Task objective →
When you come to a picture, pass over it, and set down the entries below exactly.

Records from a dataset
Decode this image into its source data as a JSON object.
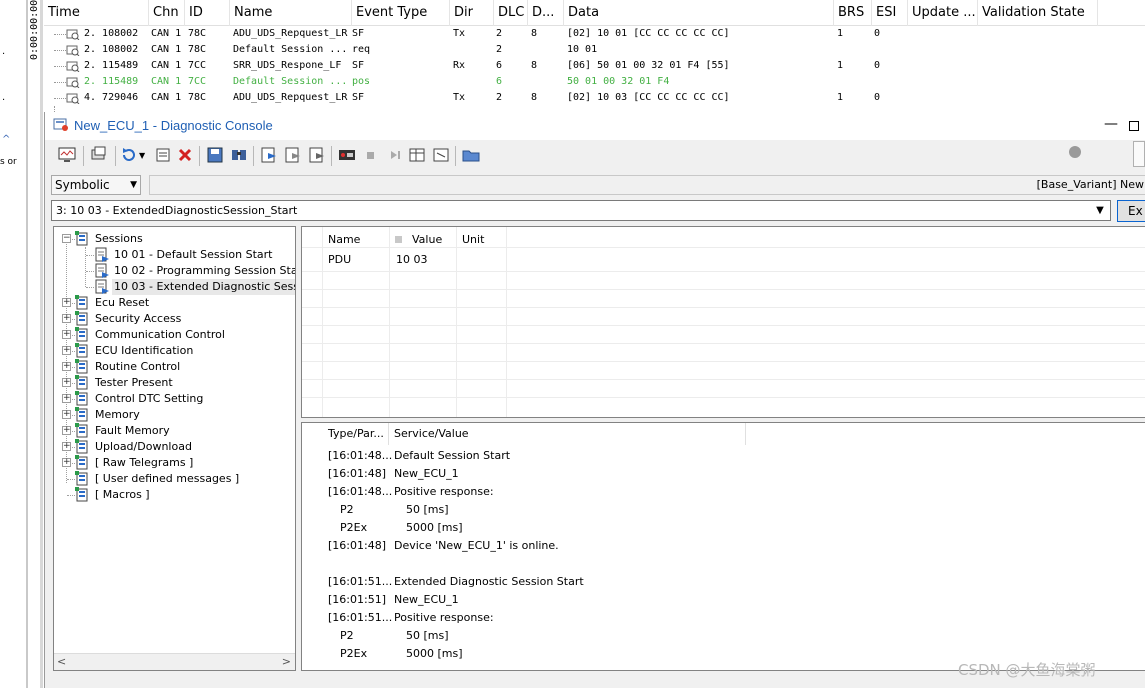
{
  "left_strip": {
    "time_axis": "0:00:00:00",
    "glyphs": [
      ".",
      ".",
      "^",
      "s or"
    ]
  },
  "trace": {
    "columns": [
      "Time",
      "Chn",
      "ID",
      "Name",
      "Event Type",
      "Dir",
      "DLC",
      "D...",
      "Data",
      "BRS",
      "ESI",
      "Update ...",
      "Validation State"
    ],
    "rows": [
      {
        "time": "2. 108002",
        "chn": "CAN 1",
        "id": "78C",
        "name": "ADU_UDS_Repquest_LR",
        "event": "SF",
        "dir": "Tx",
        "dlc": "2",
        "d": "8",
        "data": "[02] 10 01 [CC CC CC CC CC]",
        "brs": "1",
        "esi": "0",
        "green": false
      },
      {
        "time": "2. 108002",
        "chn": "CAN 1",
        "id": "78C",
        "name": "Default Session ...",
        "event": "req",
        "dir": "",
        "dlc": "2",
        "d": "",
        "data": "10 01",
        "brs": "",
        "esi": "",
        "green": false
      },
      {
        "time": "2. 115489",
        "chn": "CAN 1",
        "id": "7CC",
        "name": "SRR_UDS_Respone_LF",
        "event": "SF",
        "dir": "Rx",
        "dlc": "6",
        "d": "8",
        "data": "[06] 50 01 00 32 01 F4 [55]",
        "brs": "1",
        "esi": "0",
        "green": false
      },
      {
        "time": "2. 115489",
        "chn": "CAN 1",
        "id": "7CC",
        "name": "Default Session ...",
        "event": "pos",
        "dir": "",
        "dlc": "6",
        "d": "",
        "data": "50 01 00 32 01 F4",
        "brs": "",
        "esi": "",
        "green": true
      },
      {
        "time": "4. 729046",
        "chn": "CAN 1",
        "id": "78C",
        "name": "ADU_UDS_Repquest_LR",
        "event": "SF",
        "dir": "Tx",
        "dlc": "2",
        "d": "8",
        "data": "[02] 10 03 [CC CC CC CC CC]",
        "brs": "1",
        "esi": "0",
        "green": false
      }
    ]
  },
  "console": {
    "title": "New_ECU_1 - Diagnostic Console",
    "minimize_glyph": "—",
    "symbolic": "Symbolic",
    "variant": "[Base_Variant] New",
    "service": "3: 10 03 - ExtendedDiagnosticSession_Start",
    "execute_label": "Ex",
    "tree": [
      {
        "label": "Sessions",
        "level": 0,
        "expander": "−"
      },
      {
        "label": "10 01 - Default Session Start",
        "level": 1
      },
      {
        "label": "10 02 - Programming Session Start",
        "level": 1
      },
      {
        "label": "10 03 - Extended Diagnostic Session",
        "level": 1,
        "selected": true
      },
      {
        "label": "Ecu Reset",
        "level": 0,
        "expander": "+"
      },
      {
        "label": "Security Access",
        "level": 0,
        "expander": "+"
      },
      {
        "label": "Communication Control",
        "level": 0,
        "expander": "+"
      },
      {
        "label": "ECU Identification",
        "level": 0,
        "expander": "+"
      },
      {
        "label": "Routine Control",
        "level": 0,
        "expander": "+"
      },
      {
        "label": "Tester Present",
        "level": 0,
        "expander": "+"
      },
      {
        "label": "Control DTC Setting",
        "level": 0,
        "expander": "+"
      },
      {
        "label": "Memory",
        "level": 0,
        "expander": "+"
      },
      {
        "label": "Fault Memory",
        "level": 0,
        "expander": "+"
      },
      {
        "label": "Upload/Download",
        "level": 0,
        "expander": "+"
      },
      {
        "label": "[ Raw Telegrams ]",
        "level": 0,
        "expander": "+"
      },
      {
        "label": "[ User defined messages ]",
        "level": 0
      },
      {
        "label": "[ Macros ]",
        "level": 0
      }
    ],
    "params": {
      "headers": {
        "name": "Name",
        "value": "Value",
        "unit": "Unit"
      },
      "rows": [
        {
          "name": "PDU",
          "value": "10 03",
          "unit": ""
        }
      ]
    },
    "log": {
      "headers": {
        "type": "Type/Par...",
        "service": "Service/Value"
      },
      "lines": [
        {
          "type": "[16:01:48...",
          "value": "Default Session Start"
        },
        {
          "type": "[16:01:48]",
          "value": "New_ECU_1"
        },
        {
          "type": "[16:01:48...",
          "value": "Positive response:"
        },
        {
          "param": "P2",
          "pval": "50 [ms]"
        },
        {
          "param": "P2Ex",
          "pval": "5000 [ms]"
        },
        {
          "type": "[16:01:48]",
          "value": "Device 'New_ECU_1' is online."
        },
        {
          "type": "",
          "value": ""
        },
        {
          "type": "[16:01:51...",
          "value": "Extended Diagnostic Session Start"
        },
        {
          "type": "[16:01:51]",
          "value": "New_ECU_1"
        },
        {
          "type": "[16:01:51...",
          "value": "Positive response:"
        },
        {
          "param": "P2",
          "pval": "50 [ms]"
        },
        {
          "param": "P2Ex",
          "pval": "5000 [ms]"
        }
      ]
    }
  },
  "watermark": "CSDN @大鱼海棠粥",
  "colors": {
    "title_blue": "#1f5fb4",
    "green_row": "#43b043"
  }
}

Result of this exercise →
Decode this image into its source data as a JSON object.
{
  "left_strip": {
    "time_axis": "0:00:00:00",
    "glyphs": [
      ".",
      ".",
      "^",
      "s or"
    ]
  },
  "trace": {
    "columns": [
      "Time",
      "Chn",
      "ID",
      "Name",
      "Event Type",
      "Dir",
      "DLC",
      "D...",
      "Data",
      "BRS",
      "ESI",
      "Update ...",
      "Validation State"
    ],
    "rows": [
      {
        "time": "2. 108002",
        "chn": "CAN 1",
        "id": "78C",
        "name": "ADU_UDS_Repquest_LR",
        "event": "SF",
        "dir": "Tx",
        "dlc": "2",
        "d": "8",
        "data": "[02] 10 01 [CC CC CC CC CC]",
        "brs": "1",
        "esi": "0",
        "green": false
      },
      {
        "time": "2. 108002",
        "chn": "CAN 1",
        "id": "78C",
        "name": "Default Session ...",
        "event": "req",
        "dir": "",
        "dlc": "2",
        "d": "",
        "data": "10 01",
        "brs": "",
        "esi": "",
        "green": false
      },
      {
        "time": "2. 115489",
        "chn": "CAN 1",
        "id": "7CC",
        "name": "SRR_UDS_Respone_LF",
        "event": "SF",
        "dir": "Rx",
        "dlc": "6",
        "d": "8",
        "data": "[06] 50 01 00 32 01 F4 [55]",
        "brs": "1",
        "esi": "0",
        "green": false
      },
      {
        "time": "2. 115489",
        "chn": "CAN 1",
        "id": "7CC",
        "name": "Default Session ...",
        "event": "pos",
        "dir": "",
        "dlc": "6",
        "d": "",
        "data": "50 01 00 32 01 F4",
        "brs": "",
        "esi": "",
        "green": true
      },
      {
        "time": "4. 729046",
        "chn": "CAN 1",
        "id": "78C",
        "name": "ADU_UDS_Repquest_LR",
        "event": "SF",
        "dir": "Tx",
        "dlc": "2",
        "d": "8",
        "data": "[02] 10 03 [CC CC CC CC CC]",
        "brs": "1",
        "esi": "0",
        "green": false
      }
    ]
  },
  "console": {
    "title": "New_ECU_1 - Diagnostic Console",
    "minimize_glyph": "—",
    "symbolic": "Symbolic",
    "variant": "[Base_Variant] New",
    "service": "3: 10 03 - ExtendedDiagnosticSession_Start",
    "execute_label": "Ex",
    "tree": [
      {
        "label": "Sessions",
        "level": 0,
        "expander": "−"
      },
      {
        "label": "10 01 - Default Session Start",
        "level": 1
      },
      {
        "label": "10 02 - Programming Session Start",
        "level": 1
      },
      {
        "label": "10 03 - Extended Diagnostic Session",
        "level": 1,
        "selected": true
      },
      {
        "label": "Ecu Reset",
        "level": 0,
        "expander": "+"
      },
      {
        "label": "Security Access",
        "level": 0,
        "expander": "+"
      },
      {
        "label": "Communication Control",
        "level": 0,
        "expander": "+"
      },
      {
        "label": "ECU Identification",
        "level": 0,
        "expander": "+"
      },
      {
        "label": "Routine Control",
        "level": 0,
        "expander": "+"
      },
      {
        "label": "Tester Present",
        "level": 0,
        "expander": "+"
      },
      {
        "label": "Control DTC Setting",
        "level": 0,
        "expander": "+"
      },
      {
        "label": "Memory",
        "level": 0,
        "expander": "+"
      },
      {
        "label": "Fault Memory",
        "level": 0,
        "expander": "+"
      },
      {
        "label": "Upload/Download",
        "level": 0,
        "expander": "+"
      },
      {
        "label": "[ Raw Telegrams ]",
        "level": 0,
        "expander": "+"
      },
      {
        "label": "[ User defined messages ]",
        "level": 0
      },
      {
        "label": "[ Macros ]",
        "level": 0
      }
    ],
    "params": {
      "headers": {
        "name": "Name",
        "value": "Value",
        "unit": "Unit"
      },
      "rows": [
        {
          "name": "PDU",
          "value": "10 03",
          "unit": ""
        }
      ]
    },
    "log": {
      "headers": {
        "type": "Type/Par...",
        "service": "Service/Value"
      },
      "lines": [
        {
          "type": "[16:01:48...",
          "value": "Default Session Start"
        },
        {
          "type": "[16:01:48]",
          "value": "New_ECU_1"
        },
        {
          "type": "[16:01:48...",
          "value": "Positive response:"
        },
        {
          "param": "P2",
          "pval": "50 [ms]"
        },
        {
          "param": "P2Ex",
          "pval": "5000 [ms]"
        },
        {
          "type": "[16:01:48]",
          "value": "Device 'New_ECU_1' is online."
        },
        {
          "type": "",
          "value": ""
        },
        {
          "type": "[16:01:51...",
          "value": "Extended Diagnostic Session Start"
        },
        {
          "type": "[16:01:51]",
          "value": "New_ECU_1"
        },
        {
          "type": "[16:01:51...",
          "value": "Positive response:"
        },
        {
          "param": "P2",
          "pval": "50 [ms]"
        },
        {
          "param": "P2Ex",
          "pval": "5000 [ms]"
        }
      ]
    }
  },
  "watermark": "CSDN @大鱼海棠粥",
  "colors": {
    "title_blue": "#1f5fb4",
    "green_row": "#43b043"
  }
}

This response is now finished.